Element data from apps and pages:
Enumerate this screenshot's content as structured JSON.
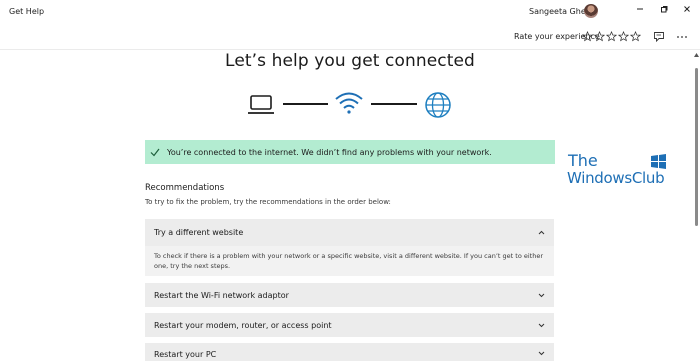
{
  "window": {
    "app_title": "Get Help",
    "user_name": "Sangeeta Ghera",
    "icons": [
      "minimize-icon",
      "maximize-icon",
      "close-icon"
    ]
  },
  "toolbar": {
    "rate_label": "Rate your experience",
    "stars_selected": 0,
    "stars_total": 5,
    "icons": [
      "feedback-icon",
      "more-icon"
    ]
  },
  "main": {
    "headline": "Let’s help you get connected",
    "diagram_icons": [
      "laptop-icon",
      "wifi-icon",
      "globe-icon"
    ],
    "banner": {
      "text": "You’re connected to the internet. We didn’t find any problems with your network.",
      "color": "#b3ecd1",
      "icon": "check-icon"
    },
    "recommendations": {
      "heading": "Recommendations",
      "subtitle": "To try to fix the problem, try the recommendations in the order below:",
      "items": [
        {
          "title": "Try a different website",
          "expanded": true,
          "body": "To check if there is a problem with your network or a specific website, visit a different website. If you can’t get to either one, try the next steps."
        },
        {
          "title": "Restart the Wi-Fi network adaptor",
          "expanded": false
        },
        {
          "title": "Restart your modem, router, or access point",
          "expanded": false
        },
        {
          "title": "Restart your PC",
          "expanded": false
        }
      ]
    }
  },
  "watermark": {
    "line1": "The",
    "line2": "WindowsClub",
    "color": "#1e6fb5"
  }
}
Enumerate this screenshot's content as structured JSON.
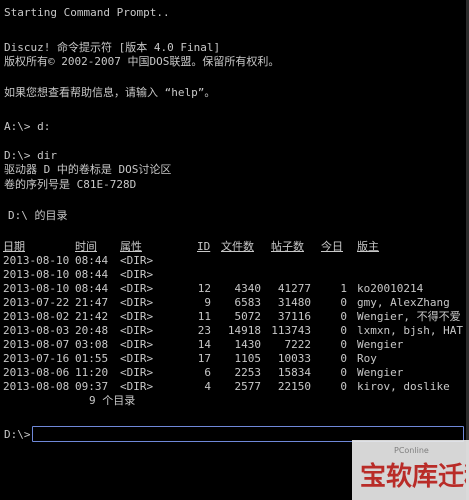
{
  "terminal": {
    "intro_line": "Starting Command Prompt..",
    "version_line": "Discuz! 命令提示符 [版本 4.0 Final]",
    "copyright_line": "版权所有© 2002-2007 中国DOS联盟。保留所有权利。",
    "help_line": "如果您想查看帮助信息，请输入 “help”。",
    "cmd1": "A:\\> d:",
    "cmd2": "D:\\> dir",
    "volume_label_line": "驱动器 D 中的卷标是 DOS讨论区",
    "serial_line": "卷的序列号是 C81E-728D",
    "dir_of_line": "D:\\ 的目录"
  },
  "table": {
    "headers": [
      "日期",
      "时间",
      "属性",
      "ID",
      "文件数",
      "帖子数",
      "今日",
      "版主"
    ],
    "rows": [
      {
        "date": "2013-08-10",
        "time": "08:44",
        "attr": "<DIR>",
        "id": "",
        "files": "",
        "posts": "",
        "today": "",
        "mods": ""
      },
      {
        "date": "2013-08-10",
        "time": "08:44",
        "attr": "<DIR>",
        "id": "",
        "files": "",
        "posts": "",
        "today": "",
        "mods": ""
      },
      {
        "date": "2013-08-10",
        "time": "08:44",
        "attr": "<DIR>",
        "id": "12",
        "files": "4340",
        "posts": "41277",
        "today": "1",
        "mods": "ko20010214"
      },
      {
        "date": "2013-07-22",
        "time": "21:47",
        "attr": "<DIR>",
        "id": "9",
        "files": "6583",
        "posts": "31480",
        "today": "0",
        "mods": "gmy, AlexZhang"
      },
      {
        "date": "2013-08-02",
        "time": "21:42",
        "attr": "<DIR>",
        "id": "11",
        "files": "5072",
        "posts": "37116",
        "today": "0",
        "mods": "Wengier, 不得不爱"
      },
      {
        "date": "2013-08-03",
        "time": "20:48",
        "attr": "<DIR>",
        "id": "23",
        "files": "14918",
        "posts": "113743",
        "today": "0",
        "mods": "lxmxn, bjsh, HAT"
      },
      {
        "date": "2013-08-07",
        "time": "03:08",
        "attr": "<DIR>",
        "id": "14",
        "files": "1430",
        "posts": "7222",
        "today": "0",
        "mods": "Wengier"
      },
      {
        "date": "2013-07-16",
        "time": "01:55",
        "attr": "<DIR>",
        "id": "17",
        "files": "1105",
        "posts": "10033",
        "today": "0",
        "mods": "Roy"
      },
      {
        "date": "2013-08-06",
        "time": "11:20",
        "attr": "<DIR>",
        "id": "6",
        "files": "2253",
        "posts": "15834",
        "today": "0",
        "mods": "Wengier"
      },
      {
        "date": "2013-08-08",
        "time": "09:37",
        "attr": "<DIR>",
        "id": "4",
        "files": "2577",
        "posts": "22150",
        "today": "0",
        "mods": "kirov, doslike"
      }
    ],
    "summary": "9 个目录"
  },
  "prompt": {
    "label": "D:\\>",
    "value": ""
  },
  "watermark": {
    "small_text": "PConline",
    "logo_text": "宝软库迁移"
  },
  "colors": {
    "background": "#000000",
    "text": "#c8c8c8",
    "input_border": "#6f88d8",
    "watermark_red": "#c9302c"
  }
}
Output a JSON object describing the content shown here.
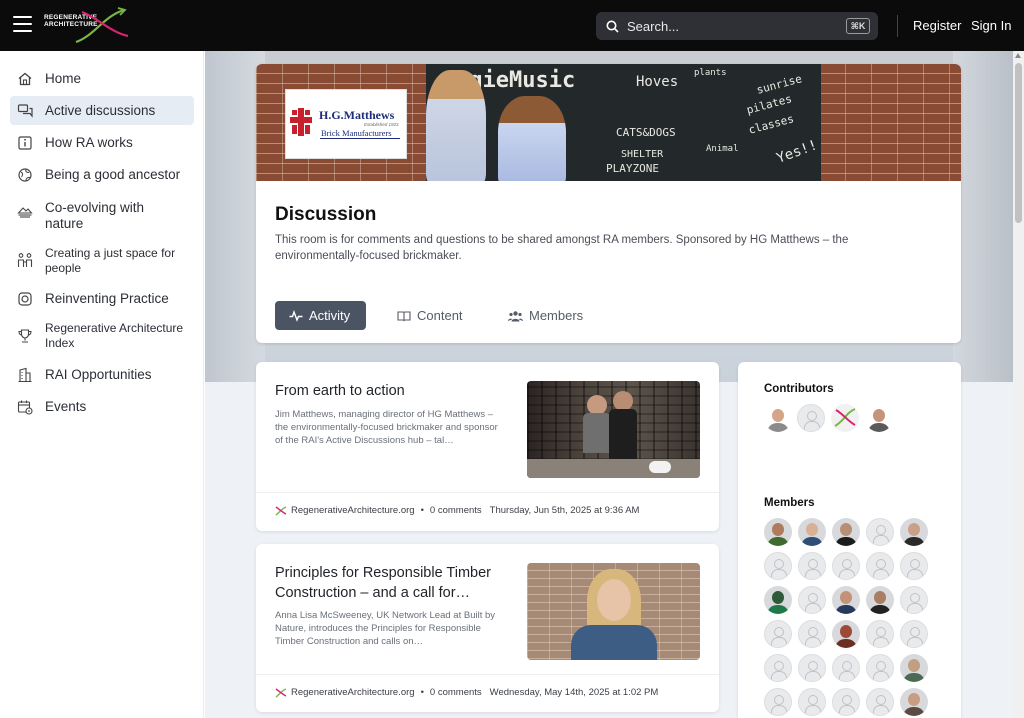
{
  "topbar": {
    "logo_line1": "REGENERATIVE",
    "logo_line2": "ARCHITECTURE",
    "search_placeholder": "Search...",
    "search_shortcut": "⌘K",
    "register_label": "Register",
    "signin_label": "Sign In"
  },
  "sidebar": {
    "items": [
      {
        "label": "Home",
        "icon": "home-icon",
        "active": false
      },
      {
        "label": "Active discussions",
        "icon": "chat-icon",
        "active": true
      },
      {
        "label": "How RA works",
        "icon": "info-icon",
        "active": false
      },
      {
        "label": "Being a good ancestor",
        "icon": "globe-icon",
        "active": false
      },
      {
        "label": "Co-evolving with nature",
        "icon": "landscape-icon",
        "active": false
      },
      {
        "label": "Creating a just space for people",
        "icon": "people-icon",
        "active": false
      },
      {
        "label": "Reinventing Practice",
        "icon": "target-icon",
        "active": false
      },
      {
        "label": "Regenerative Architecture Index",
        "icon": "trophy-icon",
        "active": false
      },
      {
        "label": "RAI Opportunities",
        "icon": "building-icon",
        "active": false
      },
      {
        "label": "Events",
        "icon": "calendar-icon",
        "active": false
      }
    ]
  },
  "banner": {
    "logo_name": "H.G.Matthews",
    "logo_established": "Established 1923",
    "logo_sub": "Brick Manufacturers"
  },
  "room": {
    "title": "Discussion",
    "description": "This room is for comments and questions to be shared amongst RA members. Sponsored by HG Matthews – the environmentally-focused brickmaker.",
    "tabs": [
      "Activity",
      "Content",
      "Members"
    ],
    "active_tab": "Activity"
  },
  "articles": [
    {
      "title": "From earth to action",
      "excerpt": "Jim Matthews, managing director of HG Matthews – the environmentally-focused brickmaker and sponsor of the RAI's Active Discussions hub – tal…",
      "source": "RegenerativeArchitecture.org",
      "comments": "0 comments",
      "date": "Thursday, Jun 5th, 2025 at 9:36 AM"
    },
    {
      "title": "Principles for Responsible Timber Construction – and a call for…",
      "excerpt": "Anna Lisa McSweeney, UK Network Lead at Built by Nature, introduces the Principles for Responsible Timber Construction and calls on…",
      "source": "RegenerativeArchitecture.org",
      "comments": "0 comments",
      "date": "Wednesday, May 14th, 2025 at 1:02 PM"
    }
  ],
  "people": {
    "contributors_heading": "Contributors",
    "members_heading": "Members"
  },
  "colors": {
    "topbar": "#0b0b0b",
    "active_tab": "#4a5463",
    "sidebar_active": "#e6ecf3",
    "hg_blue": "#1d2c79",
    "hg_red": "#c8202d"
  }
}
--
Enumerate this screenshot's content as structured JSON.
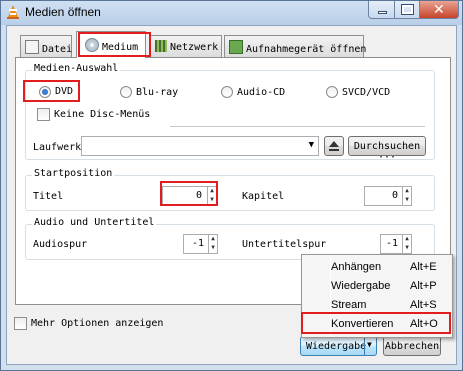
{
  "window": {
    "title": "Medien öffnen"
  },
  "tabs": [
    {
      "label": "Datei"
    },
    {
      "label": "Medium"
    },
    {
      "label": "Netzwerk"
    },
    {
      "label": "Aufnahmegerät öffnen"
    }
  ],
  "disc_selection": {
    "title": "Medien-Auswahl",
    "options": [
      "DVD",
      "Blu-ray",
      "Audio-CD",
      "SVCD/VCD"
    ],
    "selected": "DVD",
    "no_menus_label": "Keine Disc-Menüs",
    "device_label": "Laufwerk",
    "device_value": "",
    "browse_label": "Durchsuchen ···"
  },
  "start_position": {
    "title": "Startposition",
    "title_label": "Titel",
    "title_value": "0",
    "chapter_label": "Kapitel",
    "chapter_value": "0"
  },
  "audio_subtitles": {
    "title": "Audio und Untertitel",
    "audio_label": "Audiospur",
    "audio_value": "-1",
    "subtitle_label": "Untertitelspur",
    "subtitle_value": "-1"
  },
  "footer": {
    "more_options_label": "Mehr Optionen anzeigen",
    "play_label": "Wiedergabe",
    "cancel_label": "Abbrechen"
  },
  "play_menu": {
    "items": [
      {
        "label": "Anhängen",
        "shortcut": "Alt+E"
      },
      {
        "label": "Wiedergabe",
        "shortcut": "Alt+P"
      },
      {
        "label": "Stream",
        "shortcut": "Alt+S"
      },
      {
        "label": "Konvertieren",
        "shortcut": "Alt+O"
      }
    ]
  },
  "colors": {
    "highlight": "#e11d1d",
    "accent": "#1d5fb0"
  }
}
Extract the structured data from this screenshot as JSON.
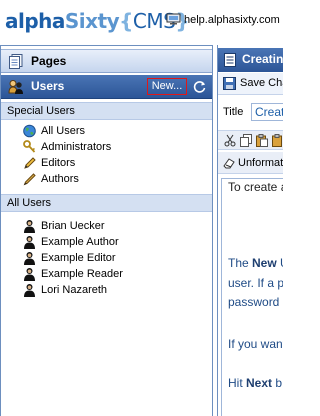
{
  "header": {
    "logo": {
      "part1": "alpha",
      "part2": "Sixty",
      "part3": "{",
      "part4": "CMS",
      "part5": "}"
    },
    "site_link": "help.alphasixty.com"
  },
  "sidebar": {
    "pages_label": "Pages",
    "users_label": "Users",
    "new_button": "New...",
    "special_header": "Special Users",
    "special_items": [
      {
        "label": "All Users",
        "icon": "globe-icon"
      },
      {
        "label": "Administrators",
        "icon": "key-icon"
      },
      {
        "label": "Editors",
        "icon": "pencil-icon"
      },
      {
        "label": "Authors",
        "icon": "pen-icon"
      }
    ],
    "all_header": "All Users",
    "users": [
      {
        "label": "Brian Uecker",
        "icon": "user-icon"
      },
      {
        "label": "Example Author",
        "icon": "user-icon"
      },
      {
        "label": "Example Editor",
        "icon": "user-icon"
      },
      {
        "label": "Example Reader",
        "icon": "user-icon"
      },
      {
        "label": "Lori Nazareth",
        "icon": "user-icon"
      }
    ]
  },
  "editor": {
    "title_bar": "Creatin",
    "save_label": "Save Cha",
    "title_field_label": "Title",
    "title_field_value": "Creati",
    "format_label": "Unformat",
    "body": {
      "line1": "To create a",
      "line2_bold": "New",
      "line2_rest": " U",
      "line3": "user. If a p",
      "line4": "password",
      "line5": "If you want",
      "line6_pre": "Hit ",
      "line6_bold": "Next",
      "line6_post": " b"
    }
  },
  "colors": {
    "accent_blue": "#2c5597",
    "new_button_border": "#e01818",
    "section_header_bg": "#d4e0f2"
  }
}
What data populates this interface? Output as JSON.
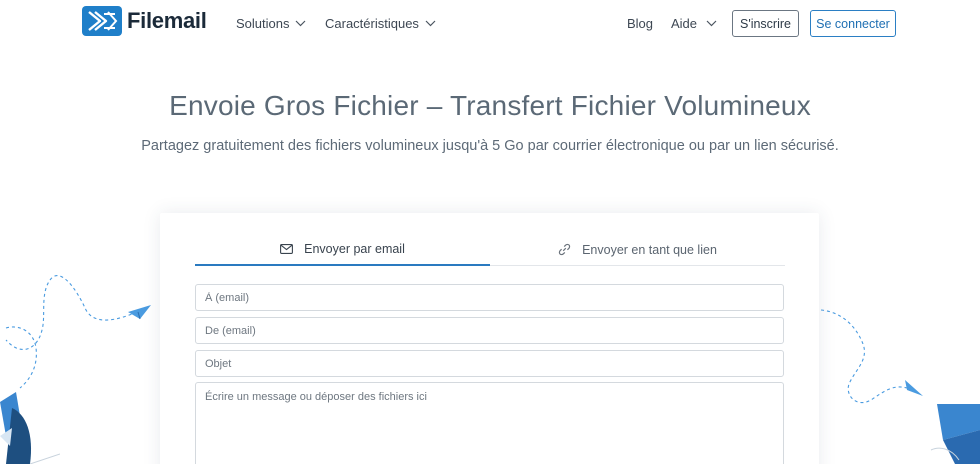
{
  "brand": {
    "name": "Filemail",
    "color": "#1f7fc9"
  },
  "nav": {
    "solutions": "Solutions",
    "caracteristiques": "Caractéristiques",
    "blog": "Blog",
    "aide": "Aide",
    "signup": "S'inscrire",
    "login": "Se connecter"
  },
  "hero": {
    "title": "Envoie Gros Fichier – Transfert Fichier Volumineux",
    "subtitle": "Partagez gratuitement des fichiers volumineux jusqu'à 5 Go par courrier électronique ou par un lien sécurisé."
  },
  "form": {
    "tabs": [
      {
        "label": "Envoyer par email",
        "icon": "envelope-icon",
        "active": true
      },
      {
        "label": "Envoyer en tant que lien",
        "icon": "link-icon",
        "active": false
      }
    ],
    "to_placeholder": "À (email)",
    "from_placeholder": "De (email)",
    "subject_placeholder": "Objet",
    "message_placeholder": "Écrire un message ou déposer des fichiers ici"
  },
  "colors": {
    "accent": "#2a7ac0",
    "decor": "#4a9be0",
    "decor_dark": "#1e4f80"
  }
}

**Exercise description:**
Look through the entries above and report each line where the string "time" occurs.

**Result of this task:**
        "time": "08:44",
        "time": "08:44",
        "time": "08:44",
        "time": "21:47",
        "time": "21:42",
        "time": "20:48",
        "time": "03:08",
        "time": "01:55",
        "time": "11:20",
        "time": "09:37",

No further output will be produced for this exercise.